[[ EXERCISE INPUT open ]]

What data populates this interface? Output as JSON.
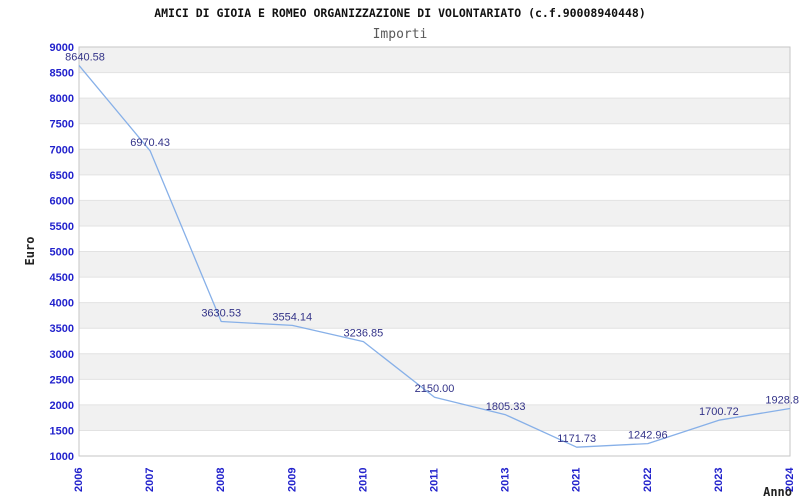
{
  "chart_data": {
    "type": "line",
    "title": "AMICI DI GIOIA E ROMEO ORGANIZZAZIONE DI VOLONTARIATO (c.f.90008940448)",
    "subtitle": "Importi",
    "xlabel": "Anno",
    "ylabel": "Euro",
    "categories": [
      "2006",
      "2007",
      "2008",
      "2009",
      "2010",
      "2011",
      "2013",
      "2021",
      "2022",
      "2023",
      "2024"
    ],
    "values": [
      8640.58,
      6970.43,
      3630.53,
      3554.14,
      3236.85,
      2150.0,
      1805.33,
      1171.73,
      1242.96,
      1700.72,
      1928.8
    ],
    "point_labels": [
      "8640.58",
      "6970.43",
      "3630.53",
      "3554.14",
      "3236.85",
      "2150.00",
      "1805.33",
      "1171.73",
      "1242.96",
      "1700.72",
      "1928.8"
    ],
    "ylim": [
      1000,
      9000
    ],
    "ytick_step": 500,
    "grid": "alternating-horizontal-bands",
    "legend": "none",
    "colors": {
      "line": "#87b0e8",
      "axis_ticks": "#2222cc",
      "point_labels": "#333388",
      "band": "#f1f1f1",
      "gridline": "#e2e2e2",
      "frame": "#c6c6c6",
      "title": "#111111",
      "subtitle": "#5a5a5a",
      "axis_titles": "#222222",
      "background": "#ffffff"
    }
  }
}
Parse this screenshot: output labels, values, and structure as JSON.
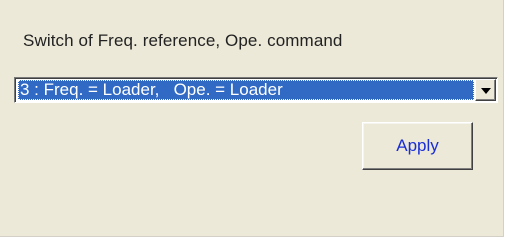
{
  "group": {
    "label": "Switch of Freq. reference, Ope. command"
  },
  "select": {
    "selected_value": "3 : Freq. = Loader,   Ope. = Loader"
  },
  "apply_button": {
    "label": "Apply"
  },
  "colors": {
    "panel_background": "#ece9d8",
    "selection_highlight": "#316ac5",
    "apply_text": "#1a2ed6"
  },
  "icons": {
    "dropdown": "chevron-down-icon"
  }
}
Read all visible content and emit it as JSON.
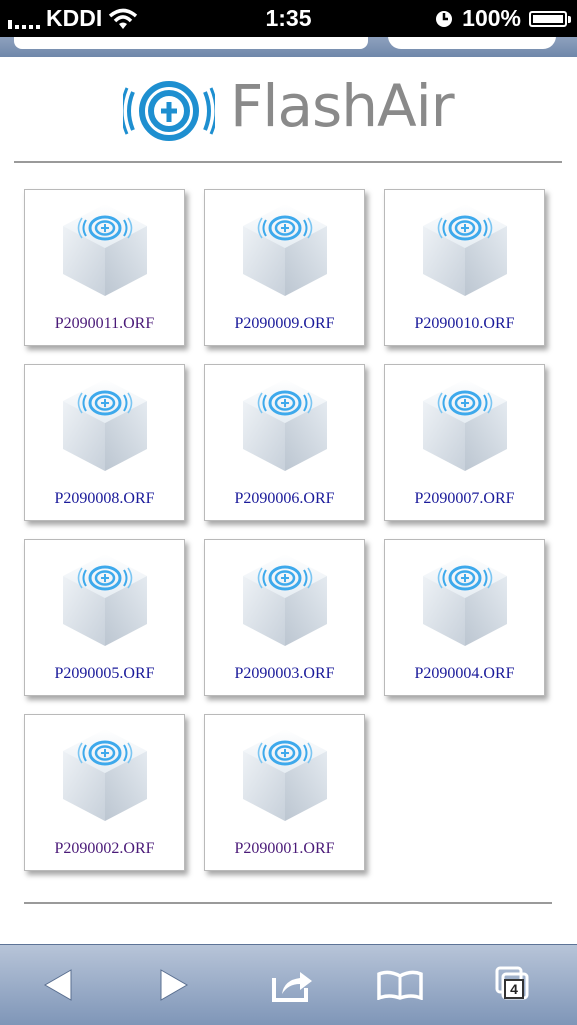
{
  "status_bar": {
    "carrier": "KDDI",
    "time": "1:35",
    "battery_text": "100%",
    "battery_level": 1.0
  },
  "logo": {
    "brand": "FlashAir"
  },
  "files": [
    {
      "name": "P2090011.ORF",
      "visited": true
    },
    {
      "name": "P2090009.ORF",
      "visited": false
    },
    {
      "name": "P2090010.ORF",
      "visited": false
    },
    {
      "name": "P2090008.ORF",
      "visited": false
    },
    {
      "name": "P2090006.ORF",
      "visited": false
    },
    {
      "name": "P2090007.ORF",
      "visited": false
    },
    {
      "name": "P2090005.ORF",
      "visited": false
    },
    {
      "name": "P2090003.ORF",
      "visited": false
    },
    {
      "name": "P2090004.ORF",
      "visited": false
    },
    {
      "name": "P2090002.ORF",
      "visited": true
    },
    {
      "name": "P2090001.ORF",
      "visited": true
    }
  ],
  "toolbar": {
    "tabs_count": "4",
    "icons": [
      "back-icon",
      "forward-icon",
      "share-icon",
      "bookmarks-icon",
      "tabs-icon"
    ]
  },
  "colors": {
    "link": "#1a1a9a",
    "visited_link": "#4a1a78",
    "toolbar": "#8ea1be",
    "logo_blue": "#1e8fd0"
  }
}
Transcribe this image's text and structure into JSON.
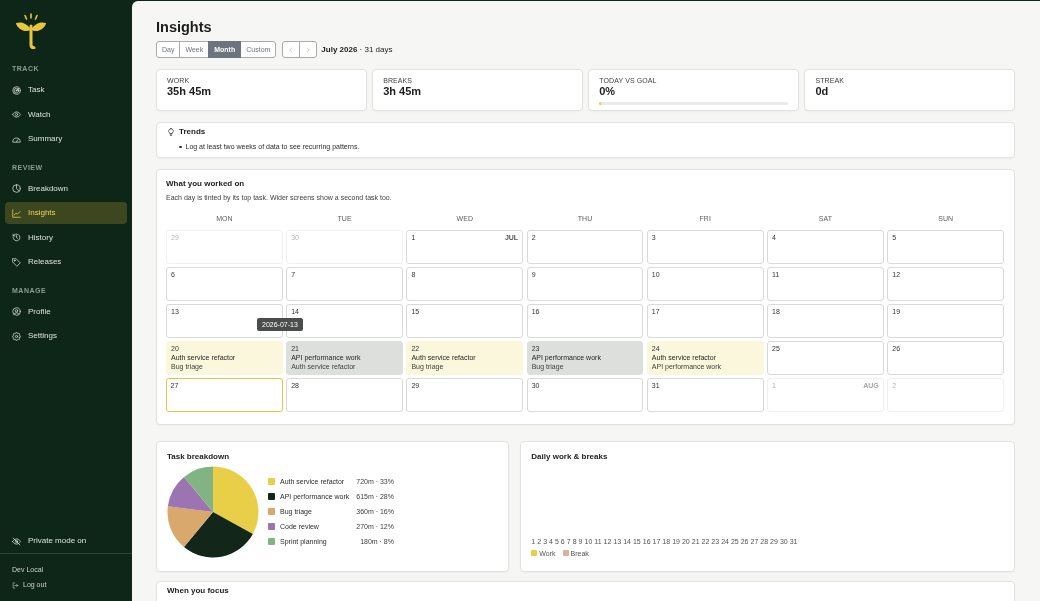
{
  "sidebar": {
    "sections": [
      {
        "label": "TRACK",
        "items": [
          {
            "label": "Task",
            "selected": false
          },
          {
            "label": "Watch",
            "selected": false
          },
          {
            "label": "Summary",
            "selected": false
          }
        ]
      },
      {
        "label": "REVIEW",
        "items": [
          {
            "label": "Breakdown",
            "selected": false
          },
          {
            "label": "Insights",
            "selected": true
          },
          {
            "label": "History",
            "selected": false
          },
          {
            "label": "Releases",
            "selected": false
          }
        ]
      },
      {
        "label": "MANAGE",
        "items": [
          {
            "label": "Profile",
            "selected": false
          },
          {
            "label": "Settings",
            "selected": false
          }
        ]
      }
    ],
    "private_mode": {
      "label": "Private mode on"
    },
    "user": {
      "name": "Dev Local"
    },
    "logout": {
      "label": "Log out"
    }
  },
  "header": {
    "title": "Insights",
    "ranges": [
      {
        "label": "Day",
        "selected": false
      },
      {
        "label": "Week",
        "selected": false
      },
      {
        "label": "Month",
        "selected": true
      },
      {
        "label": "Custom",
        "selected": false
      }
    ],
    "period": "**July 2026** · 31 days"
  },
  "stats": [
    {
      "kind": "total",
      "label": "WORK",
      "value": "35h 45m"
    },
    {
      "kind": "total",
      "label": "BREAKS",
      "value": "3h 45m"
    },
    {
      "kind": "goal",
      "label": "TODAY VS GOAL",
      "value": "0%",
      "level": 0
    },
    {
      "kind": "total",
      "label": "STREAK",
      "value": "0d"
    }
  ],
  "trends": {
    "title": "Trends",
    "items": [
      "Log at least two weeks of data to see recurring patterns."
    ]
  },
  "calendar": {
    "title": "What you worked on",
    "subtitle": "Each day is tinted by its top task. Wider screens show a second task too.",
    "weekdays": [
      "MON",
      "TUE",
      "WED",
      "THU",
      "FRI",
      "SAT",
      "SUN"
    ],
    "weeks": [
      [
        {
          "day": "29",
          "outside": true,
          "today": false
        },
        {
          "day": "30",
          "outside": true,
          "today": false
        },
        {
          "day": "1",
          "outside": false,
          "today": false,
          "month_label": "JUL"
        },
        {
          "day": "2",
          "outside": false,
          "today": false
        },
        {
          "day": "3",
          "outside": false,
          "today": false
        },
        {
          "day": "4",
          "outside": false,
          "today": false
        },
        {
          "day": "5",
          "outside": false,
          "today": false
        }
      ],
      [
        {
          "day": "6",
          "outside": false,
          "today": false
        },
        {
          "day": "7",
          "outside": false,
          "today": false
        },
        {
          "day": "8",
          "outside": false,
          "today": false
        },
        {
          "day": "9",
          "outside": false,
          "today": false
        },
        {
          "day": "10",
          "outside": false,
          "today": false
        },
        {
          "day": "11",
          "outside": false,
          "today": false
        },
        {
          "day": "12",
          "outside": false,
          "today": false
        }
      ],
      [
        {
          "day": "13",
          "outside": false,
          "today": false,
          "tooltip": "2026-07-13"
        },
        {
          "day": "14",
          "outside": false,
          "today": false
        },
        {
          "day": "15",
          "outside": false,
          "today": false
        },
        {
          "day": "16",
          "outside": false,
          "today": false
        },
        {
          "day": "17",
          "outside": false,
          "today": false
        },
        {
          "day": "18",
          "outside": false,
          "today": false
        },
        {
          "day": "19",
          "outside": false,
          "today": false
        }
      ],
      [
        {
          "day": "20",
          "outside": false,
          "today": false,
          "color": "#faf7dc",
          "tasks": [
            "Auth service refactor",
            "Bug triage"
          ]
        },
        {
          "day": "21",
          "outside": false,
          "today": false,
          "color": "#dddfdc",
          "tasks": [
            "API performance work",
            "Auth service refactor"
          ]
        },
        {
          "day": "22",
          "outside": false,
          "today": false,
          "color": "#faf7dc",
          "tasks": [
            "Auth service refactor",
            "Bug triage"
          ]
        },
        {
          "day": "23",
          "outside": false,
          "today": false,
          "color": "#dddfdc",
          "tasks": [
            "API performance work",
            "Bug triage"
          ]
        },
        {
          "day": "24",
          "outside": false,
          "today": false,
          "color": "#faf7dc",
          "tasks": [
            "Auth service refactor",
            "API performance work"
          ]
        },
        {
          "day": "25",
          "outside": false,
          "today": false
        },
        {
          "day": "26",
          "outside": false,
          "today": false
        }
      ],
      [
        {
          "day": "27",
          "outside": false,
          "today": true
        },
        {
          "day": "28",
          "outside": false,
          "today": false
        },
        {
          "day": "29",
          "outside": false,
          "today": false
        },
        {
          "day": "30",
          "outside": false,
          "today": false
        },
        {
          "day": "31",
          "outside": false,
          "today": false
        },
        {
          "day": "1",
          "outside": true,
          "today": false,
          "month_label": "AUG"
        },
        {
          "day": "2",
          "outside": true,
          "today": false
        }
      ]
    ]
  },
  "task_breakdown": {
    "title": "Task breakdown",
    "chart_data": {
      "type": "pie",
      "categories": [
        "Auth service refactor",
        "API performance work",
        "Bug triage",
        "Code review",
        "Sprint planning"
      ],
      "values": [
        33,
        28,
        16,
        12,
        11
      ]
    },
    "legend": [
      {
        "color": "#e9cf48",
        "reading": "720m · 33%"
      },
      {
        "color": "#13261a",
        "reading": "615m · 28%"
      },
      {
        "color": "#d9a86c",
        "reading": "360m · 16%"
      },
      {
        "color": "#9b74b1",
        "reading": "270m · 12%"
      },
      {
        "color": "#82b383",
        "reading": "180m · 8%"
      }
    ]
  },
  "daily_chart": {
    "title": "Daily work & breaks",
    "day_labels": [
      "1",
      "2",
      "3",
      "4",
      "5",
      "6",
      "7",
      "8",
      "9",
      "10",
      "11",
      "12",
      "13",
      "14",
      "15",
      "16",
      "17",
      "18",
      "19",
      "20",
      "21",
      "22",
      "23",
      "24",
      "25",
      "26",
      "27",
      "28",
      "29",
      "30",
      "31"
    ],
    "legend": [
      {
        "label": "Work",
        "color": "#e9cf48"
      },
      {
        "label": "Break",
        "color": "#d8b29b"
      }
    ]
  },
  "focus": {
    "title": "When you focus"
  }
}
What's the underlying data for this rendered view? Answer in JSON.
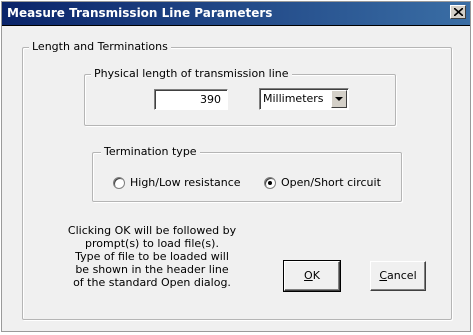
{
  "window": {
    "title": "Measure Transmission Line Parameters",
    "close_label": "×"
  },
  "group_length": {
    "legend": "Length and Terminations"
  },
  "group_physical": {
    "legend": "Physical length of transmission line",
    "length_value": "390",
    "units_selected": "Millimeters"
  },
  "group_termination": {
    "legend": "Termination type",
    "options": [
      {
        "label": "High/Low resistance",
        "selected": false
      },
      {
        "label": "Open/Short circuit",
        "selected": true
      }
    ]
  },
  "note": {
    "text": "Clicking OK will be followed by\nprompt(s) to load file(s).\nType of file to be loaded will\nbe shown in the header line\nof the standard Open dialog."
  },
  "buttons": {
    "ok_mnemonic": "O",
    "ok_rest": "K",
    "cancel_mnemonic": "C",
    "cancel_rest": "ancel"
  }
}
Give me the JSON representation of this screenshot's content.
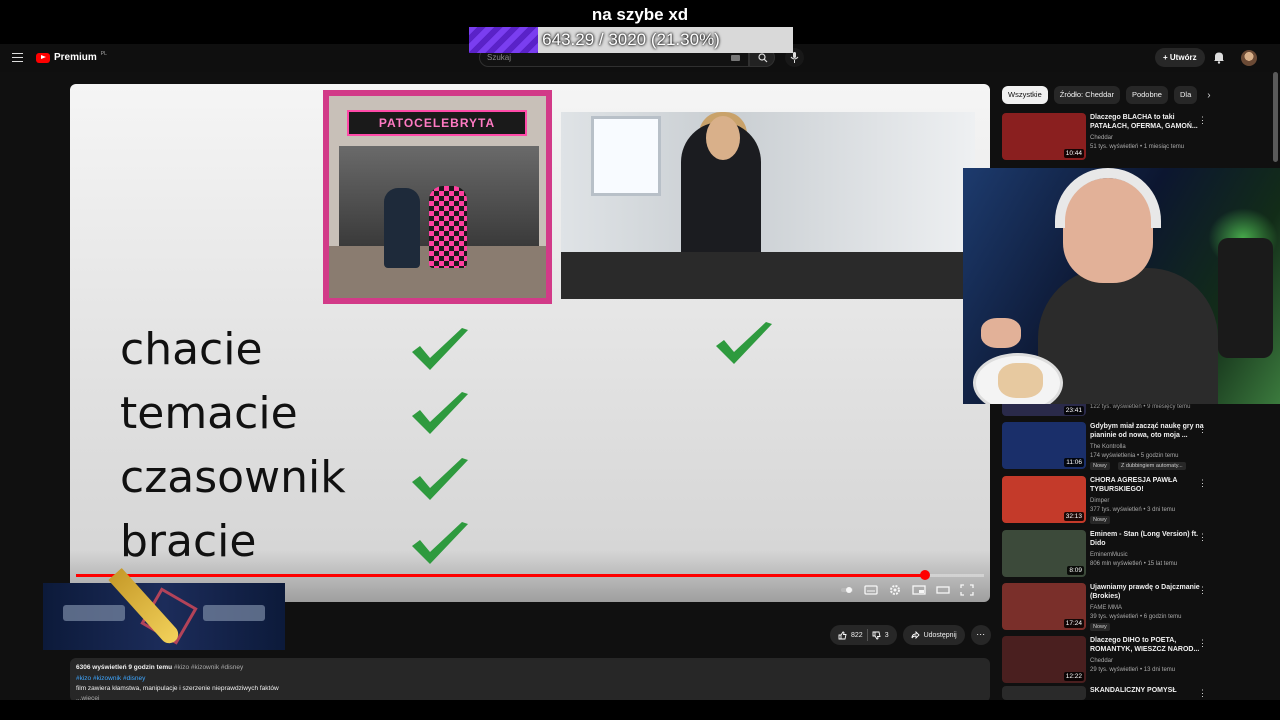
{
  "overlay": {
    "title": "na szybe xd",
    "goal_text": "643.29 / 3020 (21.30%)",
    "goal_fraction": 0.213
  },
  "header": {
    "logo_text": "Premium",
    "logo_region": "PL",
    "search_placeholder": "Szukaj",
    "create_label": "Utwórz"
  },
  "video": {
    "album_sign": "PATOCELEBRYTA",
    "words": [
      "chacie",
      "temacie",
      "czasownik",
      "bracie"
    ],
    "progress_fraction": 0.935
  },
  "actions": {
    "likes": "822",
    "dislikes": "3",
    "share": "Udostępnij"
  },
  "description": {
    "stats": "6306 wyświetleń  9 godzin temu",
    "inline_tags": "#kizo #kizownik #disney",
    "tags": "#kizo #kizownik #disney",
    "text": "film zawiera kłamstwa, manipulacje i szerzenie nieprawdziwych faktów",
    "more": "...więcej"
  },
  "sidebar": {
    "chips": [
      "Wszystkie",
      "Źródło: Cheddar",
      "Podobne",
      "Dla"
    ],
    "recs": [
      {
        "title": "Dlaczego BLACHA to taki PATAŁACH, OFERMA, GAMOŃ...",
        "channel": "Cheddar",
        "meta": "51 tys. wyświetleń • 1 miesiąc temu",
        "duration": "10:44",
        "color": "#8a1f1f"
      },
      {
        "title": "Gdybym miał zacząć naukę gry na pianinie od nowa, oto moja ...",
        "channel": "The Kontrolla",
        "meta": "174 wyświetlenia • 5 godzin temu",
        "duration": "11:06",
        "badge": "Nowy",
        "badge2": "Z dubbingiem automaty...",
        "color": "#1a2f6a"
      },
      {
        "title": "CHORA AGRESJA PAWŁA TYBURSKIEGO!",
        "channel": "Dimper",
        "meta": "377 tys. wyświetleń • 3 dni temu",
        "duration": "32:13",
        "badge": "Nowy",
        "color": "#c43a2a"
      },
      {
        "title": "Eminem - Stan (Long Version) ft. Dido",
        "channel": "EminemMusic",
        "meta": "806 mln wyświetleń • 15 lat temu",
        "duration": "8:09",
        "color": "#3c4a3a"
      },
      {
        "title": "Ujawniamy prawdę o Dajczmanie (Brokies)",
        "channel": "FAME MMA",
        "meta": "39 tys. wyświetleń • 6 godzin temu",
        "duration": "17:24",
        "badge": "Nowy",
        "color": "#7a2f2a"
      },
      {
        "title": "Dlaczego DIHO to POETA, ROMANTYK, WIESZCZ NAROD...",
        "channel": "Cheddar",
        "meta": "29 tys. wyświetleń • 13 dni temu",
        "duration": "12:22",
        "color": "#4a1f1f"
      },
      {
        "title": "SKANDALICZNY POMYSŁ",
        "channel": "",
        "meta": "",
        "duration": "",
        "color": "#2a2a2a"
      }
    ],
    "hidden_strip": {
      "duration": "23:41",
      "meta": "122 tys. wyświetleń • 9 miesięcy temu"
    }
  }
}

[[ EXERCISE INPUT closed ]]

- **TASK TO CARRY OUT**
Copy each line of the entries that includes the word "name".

- **SOLUTION FOR THIS PROBLEM**
      "name": "P2090011.ORF",
      "name": "P2090009.ORF",
      "name": "P2090010.ORF",
      "name": "P2090008.ORF",
      "name": "P2090006.ORF",
      "name": "P2090007.ORF",
      "name": "P2090005.ORF",
      "name": "P2090003.ORF",
      "name": "P2090004.ORF",
      "name": "P2090002.ORF",
      "name": "P2090001.ORF",
      "name": "Dev Local"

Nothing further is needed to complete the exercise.